I should be writing right now. Or at least, you know, writing about writing. Instead, I’m going to write about the batch of chocolate chip cookies that I just put in the oven, basically because I want to. And maybe I’ll bring in a writing tie-in later.
Archive for September, 2010
Below is something I wrote back in March of 2009, right after finishing the first full draft of No Going Back. The mood soon passed, but I think I did not so bad a job of describing what it felt like at the time.
I finished my novel a few weeks ago. It’s out there now, gathering critiques and generating comments from reviewers to help Chris Bigelow figure out whether or not he wants to publish it. I’m also hoping to get suggestions for ways to improve my novel. (Well, no, I’m actually hoping that everyone will tell me it’s wonderful and perfect as is, but that’s not a very realistic wish.)
It’s odd, not having a story to work on. I’d been planning to write this blog about storylines and my struggles to make them seem plausible and well-motivated. Right now, though, I find it hard to concentrate on anything except that certain empty feeling of no longer having scenes and plotlines and characters to be writing.
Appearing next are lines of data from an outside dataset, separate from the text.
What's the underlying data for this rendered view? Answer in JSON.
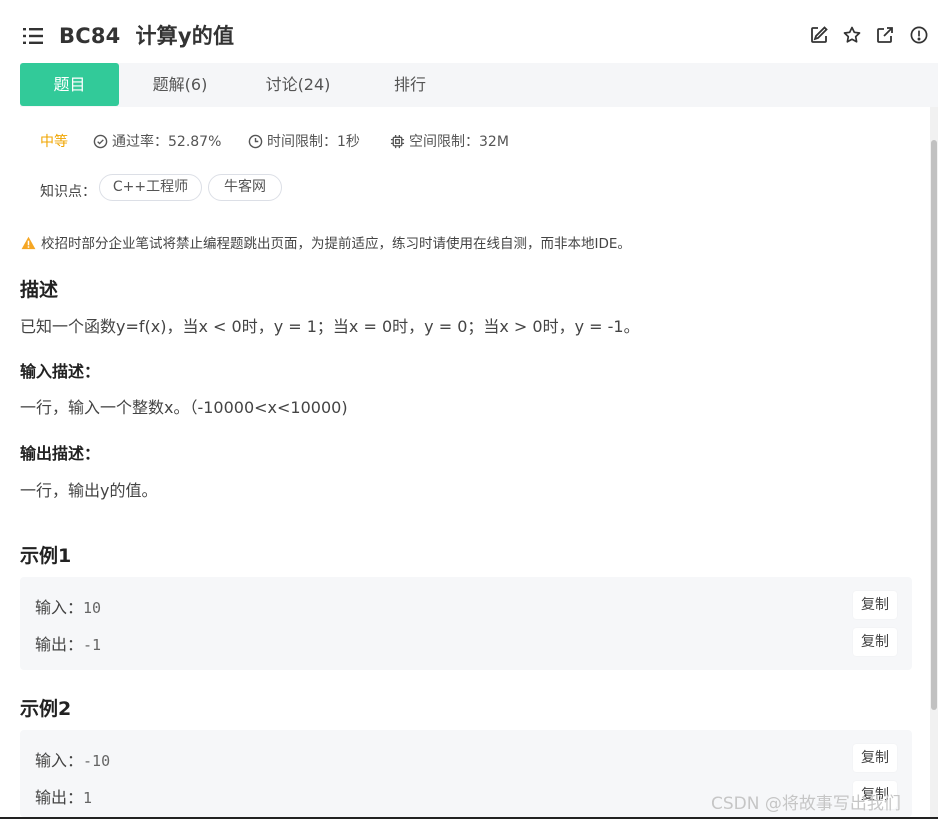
{
  "header": {
    "title": "BC84  计算y的值",
    "icons": [
      "edit-icon",
      "star-icon",
      "external-link-icon",
      "report-icon"
    ]
  },
  "tabs": [
    {
      "label": "题目",
      "active": true
    },
    {
      "label": "题解(6)",
      "active": false
    },
    {
      "label": "讨论(24)",
      "active": false
    },
    {
      "label": "排行",
      "active": false
    }
  ],
  "meta": {
    "difficulty": "中等",
    "pass_rate": "通过率：52.87%",
    "time_limit": "时间限制：1秒",
    "space_limit": "空间限制：32M"
  },
  "knowledge": {
    "label": "知识点：",
    "tags": [
      "C++工程师",
      "牛客网"
    ]
  },
  "notice": "校招时部分企业笔试将禁止编程题跳出页面，为提前适应，练习时请使用在线自测，而非本地IDE。",
  "description": {
    "heading": "描述",
    "text": "已知一个函数y=f(x)，当x < 0时，y = 1；当x = 0时，y = 0；当x > 0时，y = -1。"
  },
  "input_desc": {
    "heading": "输入描述：",
    "text": "一行，输入一个整数x。（-10000<x<10000)"
  },
  "output_desc": {
    "heading": "输出描述：",
    "text": "一行，输出y的值。"
  },
  "examples": [
    {
      "heading": "示例1",
      "input_label": "输入：",
      "input": "10",
      "output_label": "输出：",
      "output": "-1",
      "copy_label": "复制"
    },
    {
      "heading": "示例2",
      "input_label": "输入：",
      "input": "-10",
      "output_label": "输出：",
      "output": "1",
      "copy_label": "复制"
    }
  ],
  "watermark": "CSDN @将故事写出我们",
  "colors": {
    "accent": "#32ca99",
    "difficulty": "#f0a500",
    "warning": "#f5a623"
  }
}
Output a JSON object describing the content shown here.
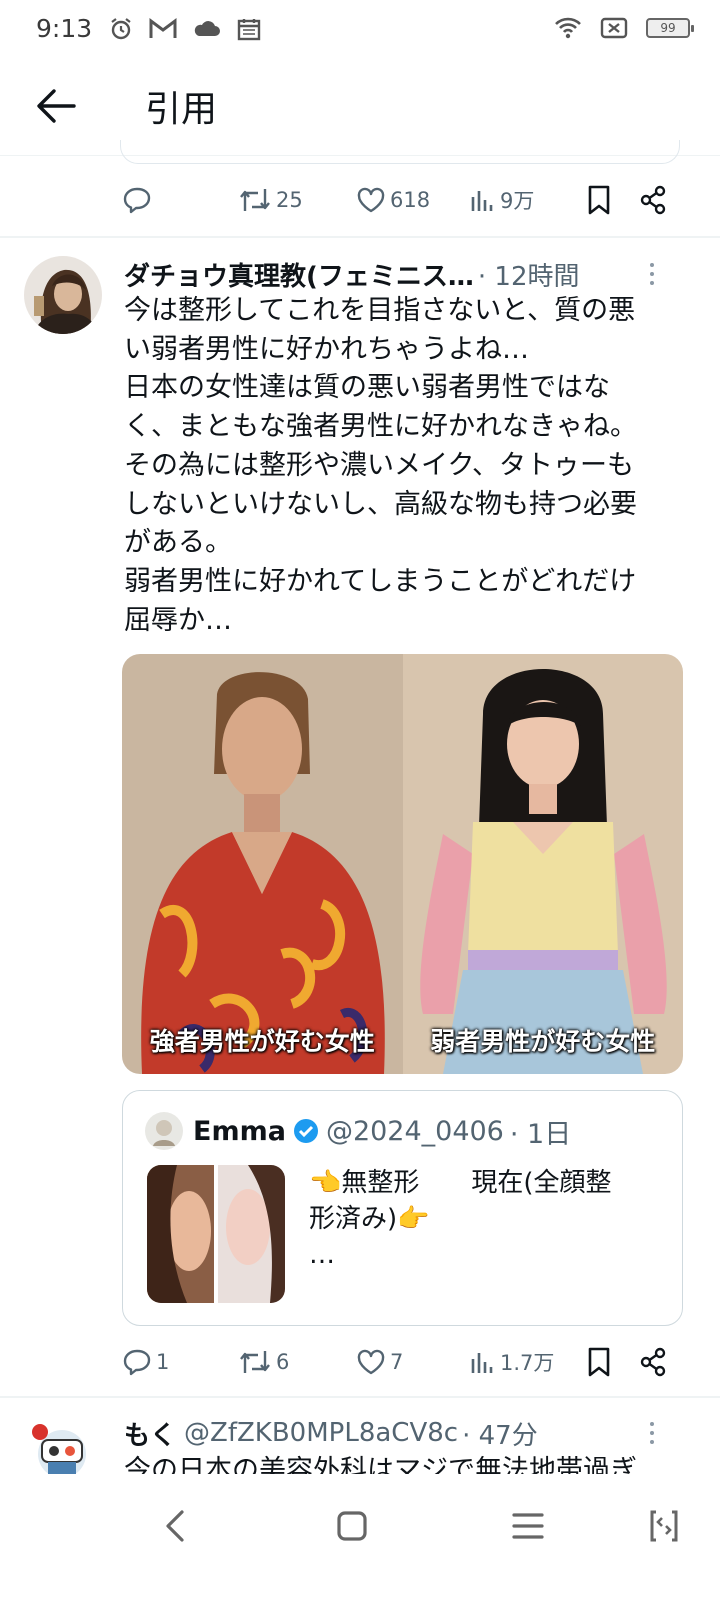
{
  "status_bar": {
    "time": "9:13",
    "battery": "99",
    "left_icons": [
      "alarm-icon",
      "gmail-icon",
      "cloud-icon",
      "calendar-icon"
    ],
    "right_icons": [
      "wifi-icon",
      "no-sim-icon",
      "battery-icon"
    ]
  },
  "header": {
    "title": "引用",
    "back_icon": "arrow-left-icon"
  },
  "previous_tweet": {
    "actions": {
      "reply_count": "",
      "retweet_count": "25",
      "like_count": "618",
      "views_count": "9万"
    }
  },
  "tweet": {
    "name": "ダチョウ真理教(フェミニス…",
    "time": "· 12時間",
    "body_lines": [
      "今は整形してこれを目指さないと、質の悪",
      "い弱者男性に好かれちゃうよね…",
      "日本の女性達は質の悪い弱者男性ではな",
      "く、まともな強者男性に好かれなきゃね。",
      "その為には整形や濃いメイク、タトゥーも",
      "しないといけないし、高級な物も持つ必要",
      "がある。",
      "弱者男性に好かれてしまうことがどれだけ",
      "屈辱か…"
    ],
    "media": {
      "left_caption": "強者男性が好む女性",
      "right_caption": "弱者男性が好む女性"
    },
    "quote": {
      "name": "Emma",
      "handle": "@2024_0406",
      "time": "· 1日",
      "text_line1": "👈無整形　　現在(全顔整",
      "text_line2": "形済み)👉",
      "text_line3": "…"
    },
    "actions": {
      "reply_count": "1",
      "retweet_count": "6",
      "like_count": "7",
      "views_count": "1.7万"
    }
  },
  "next_tweet": {
    "name": "もく",
    "handle": "@ZfZKB0MPL8aCV8c",
    "time": "· 47分",
    "peek_text": "今の日本の美容外科はマジで無法地帯過ぎ"
  },
  "colors": {
    "text_primary": "#0f1419",
    "text_secondary": "#536471",
    "verified_blue": "#1d9bf0",
    "divider": "#eff3f4"
  }
}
There’s something particularly gratifying about having your work taken seriously enough for someone to discuss it at length. It’s all the nicer when someone has positive things to say about your work. I had that pleasure this past week, when a friend pointed out a review that had been published in the latest issue of Dialogue: A Journal of Mormon Thought.
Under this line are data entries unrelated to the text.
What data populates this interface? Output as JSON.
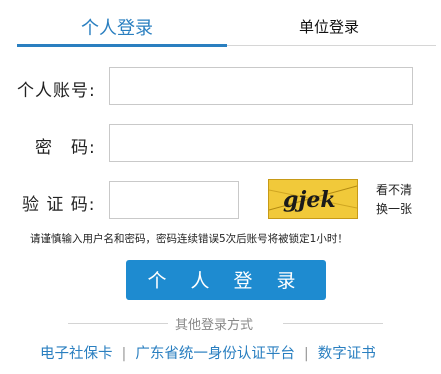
{
  "tabs": {
    "personal": "个人登录",
    "organization": "单位登录"
  },
  "form": {
    "account_label": "个人账号:",
    "password_label": "密　码:",
    "captcha_label": "验 证 码:",
    "account_value": "",
    "password_value": "",
    "captcha_value": "",
    "captcha_text": "gjek",
    "refresh_line1": "看不清",
    "refresh_line2": "换一张"
  },
  "notice": "请谨慎输入用户名和密码，密码连续错误5次后账号将被锁定1小时！",
  "login_button": "个 人 登 录",
  "other": {
    "title": "其他登录方式",
    "links": [
      "电子社保卡",
      "广东省统一身份认证平台",
      "数字证书"
    ],
    "separator": "|"
  },
  "colors": {
    "accent": "#2a7fc0",
    "button": "#1e8bd0",
    "captcha_bg": "#f1c93a"
  }
}
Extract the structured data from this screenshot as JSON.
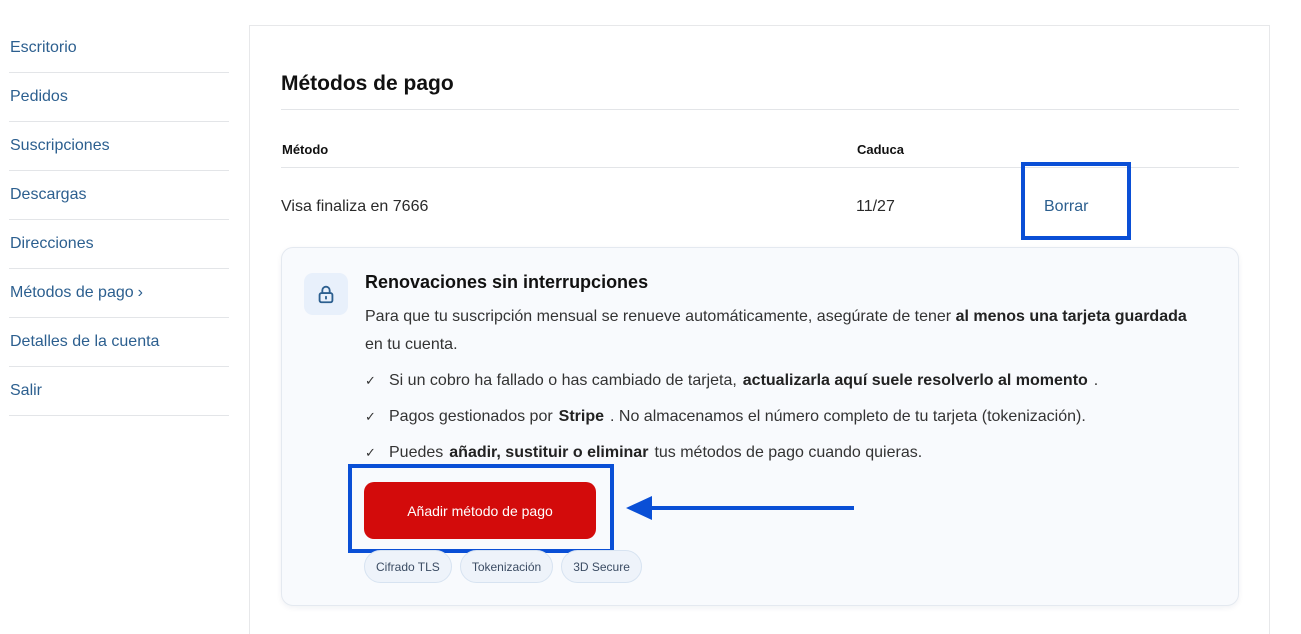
{
  "sidebar": {
    "items": [
      {
        "label": "Escritorio"
      },
      {
        "label": "Pedidos"
      },
      {
        "label": "Suscripciones"
      },
      {
        "label": "Descargas"
      },
      {
        "label": "Direcciones"
      },
      {
        "label": "Métodos de pago",
        "chevron": "›"
      },
      {
        "label": "Detalles de la cuenta"
      },
      {
        "label": "Salir"
      }
    ]
  },
  "main": {
    "title": "Métodos de pago",
    "table": {
      "headers": {
        "method": "Método",
        "expires": "Caduca"
      },
      "rows": [
        {
          "method": "Visa finaliza en 7666",
          "expires": "11/27",
          "action": "Borrar"
        }
      ]
    },
    "card": {
      "icon": "lock-icon",
      "title": "Renovaciones sin interrupciones",
      "desc_pre": "Para que tu suscripción mensual se renueve automáticamente, asegúrate de tener ",
      "desc_bold": "al menos una tarjeta guardada",
      "desc_post": " en tu cuenta.",
      "checks": [
        {
          "pre": "Si un cobro ha fallado o has cambiado de tarjeta,",
          "bold": "actualizarla aquí suele resolverlo al momento",
          "post": "."
        },
        {
          "pre": "Pagos gestionados por",
          "bold": "Stripe",
          "post": ". No almacenamos el número completo de tu tarjeta (tokenización)."
        },
        {
          "pre": "Puedes",
          "bold": "añadir, sustituir o eliminar",
          "post": "tus métodos de pago cuando quieras."
        }
      ],
      "add_button": "Añadir método de pago",
      "badges": [
        "Cifrado TLS",
        "Tokenización",
        "3D Secure"
      ]
    }
  },
  "colors": {
    "accent_red": "#d30b0b",
    "link_blue": "#2c5f8f",
    "highlight_blue": "#0a4fd6"
  }
}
Following are some thoughts I composed for an email list I belong to (consisting largely of readers and writers of Mormon fiction) where anonymous emails are sometimes forwarded, including a recent one that attacked both President Obama and Snopes.com (the rumor verification site). It’s not my standard fare for this blog, but it’s something I feel strongly about and think is important to consider, particularly in this political season.
Anonymous political attacks aren’t new. The 17th and 18th centuries were a great age of anonymously published political broadsides. But with the Internet, it seems to me that we’ve experienced an ugly resurgence of anonymous political attack messages. I’d like to explain why I think these are such a bad idea.
Did you know that there are more than 50 book bloggers in Utah alone? No lie. Not to mention who-knows-how-many-more in the English speaking world in general. Which, it turns out, is the answer to the question I posed not so long ago about new things I might to do help promote No Going Back.